I am back on placement, my final placement. After this I qualify and become a real nurse. The strange thing is I have spent the last two and a half years rocking every placement, walking around MY hospital with a confidence I have never really felt before(and in most of the situations i've been in over the last three years an outward confidence I didnt really feel). I have been dying to qualify, raring to go. Now I am nearly there I am petrified. I think it was Socrates who suggested something along the lines of - the more you learn the more you come to realise you know nothing.
Now I'm nearing the end of what has been a strange combination of the longest and shortest three years of my life I cant help but look back at the defining moments of my training. In this case the first patient who died under my care. This happened in my first year on my first placement, an elective orthopaedic ward. The patient was only on the ward due to lack of beds on the trauma orthopaedic ward. He had come in following an RTC, he had been stablised in A&E and went into surgery to repair numberous fractures and ruptured vessels. When they had finished with him he was transfered to my ward and remained unstable, his blood pressure constantly dropping, pulse rising and dropping with an irregular rhythm and the patient hadnt been conscious since A&E and a DNR order was signed by his NOK with his permission on presentation to A&E. I was working the night shift about a month into the placement, one of the other nurses had checked on him twenty minutes previously. I went in to check on him largely because there was nothing else to do. He was dead, my first dead patient. He looked just the same, I'd heard all these stories about how people change in death but I had to check for a pulse and watch for breathing to make sure. I walked out of the room and told the nurse. She knew he was taking his last breaths when she'd been in earlier, she just shrugged it off. Then it hit me, the shame that all I was thinking about was how hard his death was for me, the anger at her indifference to the fact someone had just died less than ten feet from where we stood(which I now understand is a defence mechanism and one that I use myself).
Two years on I've worked in A&E, I've worked on many acute medical wards and I have had many patients die under my care.

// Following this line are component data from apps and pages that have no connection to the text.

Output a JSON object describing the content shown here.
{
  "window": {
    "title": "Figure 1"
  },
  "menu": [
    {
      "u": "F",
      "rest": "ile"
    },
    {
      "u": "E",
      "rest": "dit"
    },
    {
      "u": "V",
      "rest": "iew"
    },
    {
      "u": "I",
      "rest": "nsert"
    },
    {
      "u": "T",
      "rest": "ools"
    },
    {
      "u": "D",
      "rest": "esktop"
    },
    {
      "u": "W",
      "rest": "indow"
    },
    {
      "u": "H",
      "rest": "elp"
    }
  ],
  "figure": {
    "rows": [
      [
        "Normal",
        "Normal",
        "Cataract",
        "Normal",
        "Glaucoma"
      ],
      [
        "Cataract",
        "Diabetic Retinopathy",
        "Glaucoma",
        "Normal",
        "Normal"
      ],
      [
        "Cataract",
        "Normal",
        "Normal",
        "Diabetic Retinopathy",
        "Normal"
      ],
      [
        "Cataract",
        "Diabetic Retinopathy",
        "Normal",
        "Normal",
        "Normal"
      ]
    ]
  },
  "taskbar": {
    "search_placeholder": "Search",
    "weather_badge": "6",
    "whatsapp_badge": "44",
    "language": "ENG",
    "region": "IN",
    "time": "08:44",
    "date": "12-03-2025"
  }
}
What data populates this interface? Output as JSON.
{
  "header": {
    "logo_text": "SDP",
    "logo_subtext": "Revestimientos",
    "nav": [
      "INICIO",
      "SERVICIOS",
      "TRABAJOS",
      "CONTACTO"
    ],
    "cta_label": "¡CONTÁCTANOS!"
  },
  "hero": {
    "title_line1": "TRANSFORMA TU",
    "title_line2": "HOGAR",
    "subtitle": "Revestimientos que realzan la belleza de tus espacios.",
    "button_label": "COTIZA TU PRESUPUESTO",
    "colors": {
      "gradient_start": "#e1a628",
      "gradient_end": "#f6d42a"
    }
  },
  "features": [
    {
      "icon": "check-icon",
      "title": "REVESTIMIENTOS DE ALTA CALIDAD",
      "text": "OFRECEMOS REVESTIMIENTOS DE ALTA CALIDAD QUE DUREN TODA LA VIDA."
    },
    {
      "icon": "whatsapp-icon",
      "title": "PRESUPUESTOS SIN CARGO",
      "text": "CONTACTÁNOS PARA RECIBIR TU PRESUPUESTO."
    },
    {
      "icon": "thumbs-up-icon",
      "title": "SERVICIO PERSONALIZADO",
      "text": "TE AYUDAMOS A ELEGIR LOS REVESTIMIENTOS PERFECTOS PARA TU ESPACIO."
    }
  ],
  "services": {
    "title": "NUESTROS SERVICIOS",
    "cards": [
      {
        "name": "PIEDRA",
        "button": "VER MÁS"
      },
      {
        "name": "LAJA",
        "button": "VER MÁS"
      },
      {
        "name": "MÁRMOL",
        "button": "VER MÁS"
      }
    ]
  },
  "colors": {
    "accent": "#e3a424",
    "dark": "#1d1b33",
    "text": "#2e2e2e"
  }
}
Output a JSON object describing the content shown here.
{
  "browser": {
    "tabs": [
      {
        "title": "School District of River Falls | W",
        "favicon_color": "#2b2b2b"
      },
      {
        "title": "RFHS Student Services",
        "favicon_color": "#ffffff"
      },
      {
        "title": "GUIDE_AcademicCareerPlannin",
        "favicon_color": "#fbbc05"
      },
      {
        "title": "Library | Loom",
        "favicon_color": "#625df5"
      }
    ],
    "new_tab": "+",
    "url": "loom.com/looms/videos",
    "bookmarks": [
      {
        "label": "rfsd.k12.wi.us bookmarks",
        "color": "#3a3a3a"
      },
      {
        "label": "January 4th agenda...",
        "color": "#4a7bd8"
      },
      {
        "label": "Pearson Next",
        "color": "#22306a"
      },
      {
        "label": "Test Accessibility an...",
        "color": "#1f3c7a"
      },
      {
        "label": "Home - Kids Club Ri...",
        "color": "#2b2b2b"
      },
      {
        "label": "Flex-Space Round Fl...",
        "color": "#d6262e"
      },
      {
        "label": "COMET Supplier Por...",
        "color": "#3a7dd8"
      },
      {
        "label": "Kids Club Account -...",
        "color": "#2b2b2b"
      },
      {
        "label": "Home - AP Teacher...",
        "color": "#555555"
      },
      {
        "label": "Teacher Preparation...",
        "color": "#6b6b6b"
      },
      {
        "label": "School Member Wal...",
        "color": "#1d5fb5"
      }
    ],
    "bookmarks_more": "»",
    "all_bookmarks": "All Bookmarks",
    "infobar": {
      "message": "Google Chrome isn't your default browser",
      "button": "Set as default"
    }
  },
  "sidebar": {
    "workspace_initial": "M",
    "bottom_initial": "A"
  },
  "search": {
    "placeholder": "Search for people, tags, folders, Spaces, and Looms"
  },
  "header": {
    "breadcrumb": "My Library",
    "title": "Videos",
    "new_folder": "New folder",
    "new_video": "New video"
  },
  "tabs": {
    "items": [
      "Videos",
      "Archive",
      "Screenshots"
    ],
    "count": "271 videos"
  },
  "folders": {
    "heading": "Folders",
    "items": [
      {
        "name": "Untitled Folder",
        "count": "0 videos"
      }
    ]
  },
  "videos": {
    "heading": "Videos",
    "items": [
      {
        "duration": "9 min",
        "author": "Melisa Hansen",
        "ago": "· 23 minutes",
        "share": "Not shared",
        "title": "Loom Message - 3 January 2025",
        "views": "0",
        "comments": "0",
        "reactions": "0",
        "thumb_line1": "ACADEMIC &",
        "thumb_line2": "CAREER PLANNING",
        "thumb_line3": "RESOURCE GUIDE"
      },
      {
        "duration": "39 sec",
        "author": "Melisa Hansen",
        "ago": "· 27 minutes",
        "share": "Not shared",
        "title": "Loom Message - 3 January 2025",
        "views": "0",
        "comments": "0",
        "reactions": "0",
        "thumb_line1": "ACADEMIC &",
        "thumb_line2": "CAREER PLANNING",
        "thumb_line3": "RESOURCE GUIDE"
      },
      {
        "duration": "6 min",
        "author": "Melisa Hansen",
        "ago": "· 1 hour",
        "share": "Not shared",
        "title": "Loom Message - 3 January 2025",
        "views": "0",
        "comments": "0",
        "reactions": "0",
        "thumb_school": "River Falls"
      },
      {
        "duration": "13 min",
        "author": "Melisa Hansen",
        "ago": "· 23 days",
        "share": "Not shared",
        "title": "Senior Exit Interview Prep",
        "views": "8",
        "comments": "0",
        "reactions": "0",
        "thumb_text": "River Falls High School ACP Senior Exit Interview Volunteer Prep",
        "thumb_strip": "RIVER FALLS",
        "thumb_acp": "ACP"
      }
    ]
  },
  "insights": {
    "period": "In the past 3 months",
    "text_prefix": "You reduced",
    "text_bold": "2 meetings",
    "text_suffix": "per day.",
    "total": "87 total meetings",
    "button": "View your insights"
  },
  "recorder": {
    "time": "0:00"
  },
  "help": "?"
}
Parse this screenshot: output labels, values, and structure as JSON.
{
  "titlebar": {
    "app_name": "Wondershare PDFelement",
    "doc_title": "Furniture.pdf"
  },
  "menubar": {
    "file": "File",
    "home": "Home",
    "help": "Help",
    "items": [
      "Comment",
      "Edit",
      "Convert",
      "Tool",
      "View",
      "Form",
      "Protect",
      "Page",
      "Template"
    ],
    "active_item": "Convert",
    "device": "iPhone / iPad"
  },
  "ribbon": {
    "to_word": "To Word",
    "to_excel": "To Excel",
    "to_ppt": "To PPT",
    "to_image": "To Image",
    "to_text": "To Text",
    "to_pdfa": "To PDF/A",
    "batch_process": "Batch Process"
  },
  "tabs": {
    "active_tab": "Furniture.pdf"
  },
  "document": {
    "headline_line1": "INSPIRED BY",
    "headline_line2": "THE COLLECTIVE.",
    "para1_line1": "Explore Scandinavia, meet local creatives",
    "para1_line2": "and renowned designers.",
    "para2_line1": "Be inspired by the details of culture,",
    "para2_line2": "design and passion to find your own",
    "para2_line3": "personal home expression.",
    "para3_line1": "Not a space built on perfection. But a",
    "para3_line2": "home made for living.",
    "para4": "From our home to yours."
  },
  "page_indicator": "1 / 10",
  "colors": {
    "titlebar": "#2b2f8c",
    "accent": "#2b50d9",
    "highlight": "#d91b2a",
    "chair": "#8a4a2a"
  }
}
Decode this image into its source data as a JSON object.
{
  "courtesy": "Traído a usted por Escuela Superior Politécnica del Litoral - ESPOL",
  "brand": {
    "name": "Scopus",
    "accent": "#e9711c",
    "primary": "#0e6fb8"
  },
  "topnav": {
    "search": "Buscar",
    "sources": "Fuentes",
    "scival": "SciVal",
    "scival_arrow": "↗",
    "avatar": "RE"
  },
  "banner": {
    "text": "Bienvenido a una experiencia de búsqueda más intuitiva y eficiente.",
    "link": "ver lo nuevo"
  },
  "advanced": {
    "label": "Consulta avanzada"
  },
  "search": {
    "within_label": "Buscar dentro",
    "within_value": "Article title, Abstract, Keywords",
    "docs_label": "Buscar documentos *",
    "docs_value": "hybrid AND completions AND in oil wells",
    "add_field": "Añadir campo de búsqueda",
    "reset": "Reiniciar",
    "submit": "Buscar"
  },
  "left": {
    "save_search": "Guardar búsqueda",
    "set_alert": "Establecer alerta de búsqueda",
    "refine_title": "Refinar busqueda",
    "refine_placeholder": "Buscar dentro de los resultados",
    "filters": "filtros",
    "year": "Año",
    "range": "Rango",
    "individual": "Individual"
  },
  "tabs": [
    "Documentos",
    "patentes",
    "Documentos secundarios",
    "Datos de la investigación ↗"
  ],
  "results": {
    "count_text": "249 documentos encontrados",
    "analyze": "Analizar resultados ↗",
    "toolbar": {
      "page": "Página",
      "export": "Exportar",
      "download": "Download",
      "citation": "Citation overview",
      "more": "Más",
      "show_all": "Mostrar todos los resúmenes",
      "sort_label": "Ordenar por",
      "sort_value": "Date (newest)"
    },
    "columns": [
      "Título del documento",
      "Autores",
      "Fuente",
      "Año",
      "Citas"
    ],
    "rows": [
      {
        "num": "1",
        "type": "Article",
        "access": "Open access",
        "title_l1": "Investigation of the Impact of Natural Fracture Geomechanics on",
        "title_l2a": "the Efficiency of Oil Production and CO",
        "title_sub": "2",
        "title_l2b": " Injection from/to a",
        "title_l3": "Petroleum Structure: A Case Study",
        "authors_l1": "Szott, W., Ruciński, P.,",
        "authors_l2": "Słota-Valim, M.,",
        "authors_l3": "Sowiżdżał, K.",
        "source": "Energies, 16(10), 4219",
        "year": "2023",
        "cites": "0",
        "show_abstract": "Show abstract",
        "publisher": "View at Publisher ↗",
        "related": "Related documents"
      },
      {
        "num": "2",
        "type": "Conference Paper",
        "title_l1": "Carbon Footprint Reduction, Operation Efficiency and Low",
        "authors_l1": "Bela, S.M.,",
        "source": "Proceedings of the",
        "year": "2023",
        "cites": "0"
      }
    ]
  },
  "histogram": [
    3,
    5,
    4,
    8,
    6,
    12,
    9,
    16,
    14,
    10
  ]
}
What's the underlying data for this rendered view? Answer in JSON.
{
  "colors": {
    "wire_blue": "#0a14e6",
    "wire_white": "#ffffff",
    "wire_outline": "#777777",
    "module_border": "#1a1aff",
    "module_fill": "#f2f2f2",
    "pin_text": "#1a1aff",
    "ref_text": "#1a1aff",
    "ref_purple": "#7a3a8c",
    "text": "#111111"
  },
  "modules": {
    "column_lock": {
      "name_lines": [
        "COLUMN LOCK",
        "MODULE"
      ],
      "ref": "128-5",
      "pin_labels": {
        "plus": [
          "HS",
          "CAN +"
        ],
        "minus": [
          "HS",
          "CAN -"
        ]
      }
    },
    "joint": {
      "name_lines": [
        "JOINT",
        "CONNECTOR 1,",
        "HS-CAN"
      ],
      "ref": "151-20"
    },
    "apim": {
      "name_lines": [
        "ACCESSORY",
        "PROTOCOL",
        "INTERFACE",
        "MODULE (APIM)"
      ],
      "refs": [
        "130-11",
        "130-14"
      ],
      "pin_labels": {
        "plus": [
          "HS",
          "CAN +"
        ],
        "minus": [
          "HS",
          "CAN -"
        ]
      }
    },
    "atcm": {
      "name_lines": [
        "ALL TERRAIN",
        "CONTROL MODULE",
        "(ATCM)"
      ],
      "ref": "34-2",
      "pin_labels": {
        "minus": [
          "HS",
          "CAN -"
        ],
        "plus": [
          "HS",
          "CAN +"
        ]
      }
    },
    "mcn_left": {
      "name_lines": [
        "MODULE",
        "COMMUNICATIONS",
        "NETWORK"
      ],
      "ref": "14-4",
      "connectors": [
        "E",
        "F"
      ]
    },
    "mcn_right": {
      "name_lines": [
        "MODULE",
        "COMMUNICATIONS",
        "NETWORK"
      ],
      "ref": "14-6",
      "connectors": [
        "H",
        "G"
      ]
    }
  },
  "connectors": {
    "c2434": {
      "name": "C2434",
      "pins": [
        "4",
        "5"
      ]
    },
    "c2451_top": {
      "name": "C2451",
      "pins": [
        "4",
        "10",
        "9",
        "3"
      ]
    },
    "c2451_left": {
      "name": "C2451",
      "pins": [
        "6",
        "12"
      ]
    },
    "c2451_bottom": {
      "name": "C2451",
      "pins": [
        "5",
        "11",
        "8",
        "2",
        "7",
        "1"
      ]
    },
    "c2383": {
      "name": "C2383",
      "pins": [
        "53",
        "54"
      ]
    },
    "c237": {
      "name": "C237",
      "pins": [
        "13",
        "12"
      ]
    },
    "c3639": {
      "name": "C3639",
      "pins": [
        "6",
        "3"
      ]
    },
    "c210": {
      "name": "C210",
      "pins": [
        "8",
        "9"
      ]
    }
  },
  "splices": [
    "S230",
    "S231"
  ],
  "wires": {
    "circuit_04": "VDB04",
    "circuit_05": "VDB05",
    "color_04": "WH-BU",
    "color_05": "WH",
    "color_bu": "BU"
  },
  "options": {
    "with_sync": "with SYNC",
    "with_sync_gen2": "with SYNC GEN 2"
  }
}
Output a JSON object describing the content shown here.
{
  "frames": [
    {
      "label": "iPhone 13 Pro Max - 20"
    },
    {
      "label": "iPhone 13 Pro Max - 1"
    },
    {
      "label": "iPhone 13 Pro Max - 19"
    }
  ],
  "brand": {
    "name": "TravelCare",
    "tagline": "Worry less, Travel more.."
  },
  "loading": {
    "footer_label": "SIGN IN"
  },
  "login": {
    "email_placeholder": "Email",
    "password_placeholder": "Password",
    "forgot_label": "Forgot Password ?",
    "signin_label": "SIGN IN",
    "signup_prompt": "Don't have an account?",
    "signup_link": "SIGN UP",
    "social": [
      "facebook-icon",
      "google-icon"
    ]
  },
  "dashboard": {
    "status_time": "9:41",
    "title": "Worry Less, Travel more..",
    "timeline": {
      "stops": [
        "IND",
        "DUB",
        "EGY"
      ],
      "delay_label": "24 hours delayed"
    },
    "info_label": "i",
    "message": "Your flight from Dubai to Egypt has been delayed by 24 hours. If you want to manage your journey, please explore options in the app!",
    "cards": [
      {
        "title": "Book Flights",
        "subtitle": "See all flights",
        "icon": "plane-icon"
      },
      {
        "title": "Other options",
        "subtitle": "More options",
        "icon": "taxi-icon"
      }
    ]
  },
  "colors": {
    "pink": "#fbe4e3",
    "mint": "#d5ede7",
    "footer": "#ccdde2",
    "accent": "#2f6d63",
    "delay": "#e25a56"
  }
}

The only way you can survive the reality of acute nursing is to distance yourself from the deaths, and make sure you did everything you could so you know there was nothing more you could have done and their death wasnt your fault.